Yale University Art Gallery
The Yale University Art Gallery has a furniture collection with few rivals. Heavily weighted in colonial and early Federal examples, the nucleus of its collection was donated by Mabel Brady Garvan, an avid collector. In addition to the outstanding pieces exhibited in the gallery, there are over 1,000 works available for closer inspection in its Furniture Study. Visits to the Furniture Study must be scheduled in advance.
Early American Industries Association (EAIA)
The purpose of the Early American Industries Association, Inc. is to encourage the study and better understanding of early American industries in the home, in the shop, on the farm, and on the sea; also to discover, identify, classify, preserve and exhibit obsolete tools, implements, and mechanical devices which were used in early America. Members receive the quarterly publication Chronicles, and the newsletter, Shavings.
Founded in 1996, the Furniture Society is a tax-exempt, nonprofit organization whose mission is to advance the art of furniture making by inspiring creativity, promoting excellence, and fostering an understanding of this art and its place in society.
Historical Society of Early American Decoration (HSEAD)
From its headquarters at Farmer's Museum in Cooperstown, NY, HSEAD encourages research and offers instruction on all decorated articles that adorned the homes of our forefathers: furniture, cornice boards, painted tin trunks, coffee pots, trays, bellows, glass panels in clocks and gilded looking glasses, as well as painted and stenciled walls and floors. Members paint and work in many techniques individually, or in classes and workshops. They are taught by certified teachers in stenciling, Pontypool painting, gold leafing, Victorian flower painting, reverse glass painting, clock dials, country painting, free hand bronzing and theorem painting.
The Institute of Classical Architecture & Classical America (ICA&CA)
The ICA&CA is dedicated to advancing the practice and appreciation of the classical tradition in architecture and the allied arts. While its web site offers much to the student of architecture, period furniture makers will find plenty of interest as well, including the bookstore and an online handbook featuring a useful explanation of the Five Orders with a discussion of classical moldings.
The Mid-West Tool Collectors Association (MWTCA)
MWTCA is a non-profit international organization whose purpose is the study, preservation and understanding of the early tools, implements and devices used by our ancestors in their homes, shops, farms and at sea. The industries and crafts in which these tools were used as well as the craftsmen who used them is the goal of its mission. The name of the organization is a misnomer since its membership of approximately 4,000 individuals is drawn from all 50 states and from many other countries around the world.

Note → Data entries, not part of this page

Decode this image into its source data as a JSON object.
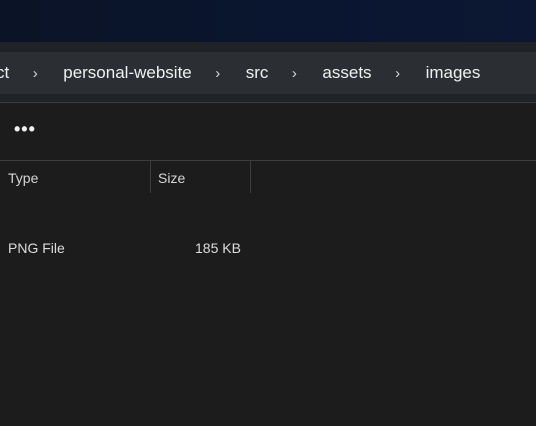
{
  "breadcrumb": {
    "items": [
      "ct",
      "personal-website",
      "src",
      "assets",
      "images"
    ],
    "separator": "›"
  },
  "toolbar": {
    "more_label": "•••"
  },
  "columns": {
    "type": "Type",
    "size": "Size"
  },
  "rows": [
    {
      "type": "PNG File",
      "size": "185 KB"
    }
  ],
  "colors": {
    "titlebar": "#0b1326",
    "addressbar": "#2b2f34",
    "background": "#1c1c1c",
    "text": "#e6e6e6"
  }
}
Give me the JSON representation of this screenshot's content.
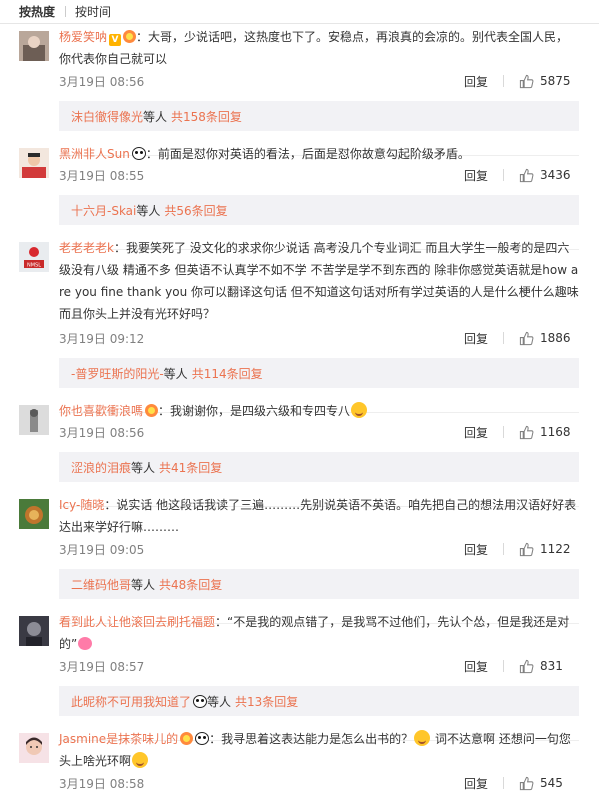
{
  "sort": {
    "hot": "按热度",
    "time": "按时间"
  },
  "comments": [
    {
      "user": "杨爱笑呐",
      "text": "：大哥，少说话吧，这热度也下了。安稳点，再浪真的会凉的。别代表全国人民，你代表你自己就可以",
      "time": "3月19日 08:56",
      "reply": "回复",
      "likes": "5875",
      "sub_user": "沫白徹得像光",
      "sub_mid": " 等人 ",
      "sub_count": "共158条回复"
    },
    {
      "user": "黑洲非人Sun",
      "text": "：前面是怼你对英语的看法，后面是怼你故意勾起阶级矛盾。",
      "time": "3月19日 08:55",
      "reply": "回复",
      "likes": "3436",
      "sub_user": "十六月-Skai",
      "sub_mid": " 等人 ",
      "sub_count": "共56条回复"
    },
    {
      "user": "老老老老k",
      "text": "：我要笑死了 没文化的求求你少说话 高考没几个专业词汇 而且大学生一般考的是四六级没有八级 精通不多 但英语不认真学不如不学 不苦学是学不到东西的 除非你感觉英语就是how are you fine thank you 你可以翻译这句话 但不知道这句话对所有学过英语的人是什么梗什么趣味 而且你头上并没有光环好吗？",
      "time": "3月19日 09:12",
      "reply": "回复",
      "likes": "1886",
      "sub_user": "-普罗旺斯的阳光-",
      "sub_mid": " 等人 ",
      "sub_count": "共114条回复"
    },
    {
      "user": "你也喜歡衝浪嗎",
      "text": "：我谢谢你，是四级六级和专四专八",
      "time": "3月19日 08:56",
      "reply": "回复",
      "likes": "1168",
      "sub_user": "涩浪的泪痕",
      "sub_mid": " 等人 ",
      "sub_count": "共41条回复"
    },
    {
      "user": "Icy-随晓",
      "text": "：说实话 他这段话我读了三遍………先别说英语不英语。咱先把自己的想法用汉语好好表达出来学好行嘛………",
      "time": "3月19日 09:05",
      "reply": "回复",
      "likes": "1122",
      "sub_user": "二维码他哥",
      "sub_mid": " 等人 ",
      "sub_count": "共48条回复"
    },
    {
      "user": "看到此人让他滚回去刷托福题",
      "text": "：“不是我的观点错了，是我骂不过他们，先认个怂，但是我还是对的”",
      "time": "3月19日 08:57",
      "reply": "回复",
      "likes": "831",
      "sub_user": "此昵称不可用我知道了",
      "sub_mid": " 等人 ",
      "sub_count": "共13条回复"
    },
    {
      "user": "Jasmine是抹茶味儿的",
      "text_a": "：我寻思着这表达能力是怎么出书的？",
      "text_b": " 词不达意啊 还想问一句您头上啥光环啊",
      "time": "3月19日 08:58",
      "reply": "回复",
      "likes": "545"
    }
  ],
  "colors": {
    "username": "#eb7350",
    "sub_bar_bg": "#f2f2f5",
    "meta": "#808080"
  }
}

National Association of Watch and Clock Collectors, Inc. (NAWCC)
NAWCC, headquartered in Columbia, PA operates a library, school and museum for those having a fascination with the art and science of timekeeping. Members receive an annual subscription to two quality NAWCC publications; participation in regional and national conventions and trading marts, local chapter activities, workshops and educational seminars, and complimentary admission to the museum.
The Wooden Artifacts Group (WAG)
The Wooden Artifacts Specialty Group of the American Institute of Conservators has a long history within AIC. With more than 300 members, WAG provides a valuable professional network for wood conservators. WAG's primary activities are centered around the business meeting and specialty sessions at the AIC annual meeting. The web site features a Guide to Conservation Services.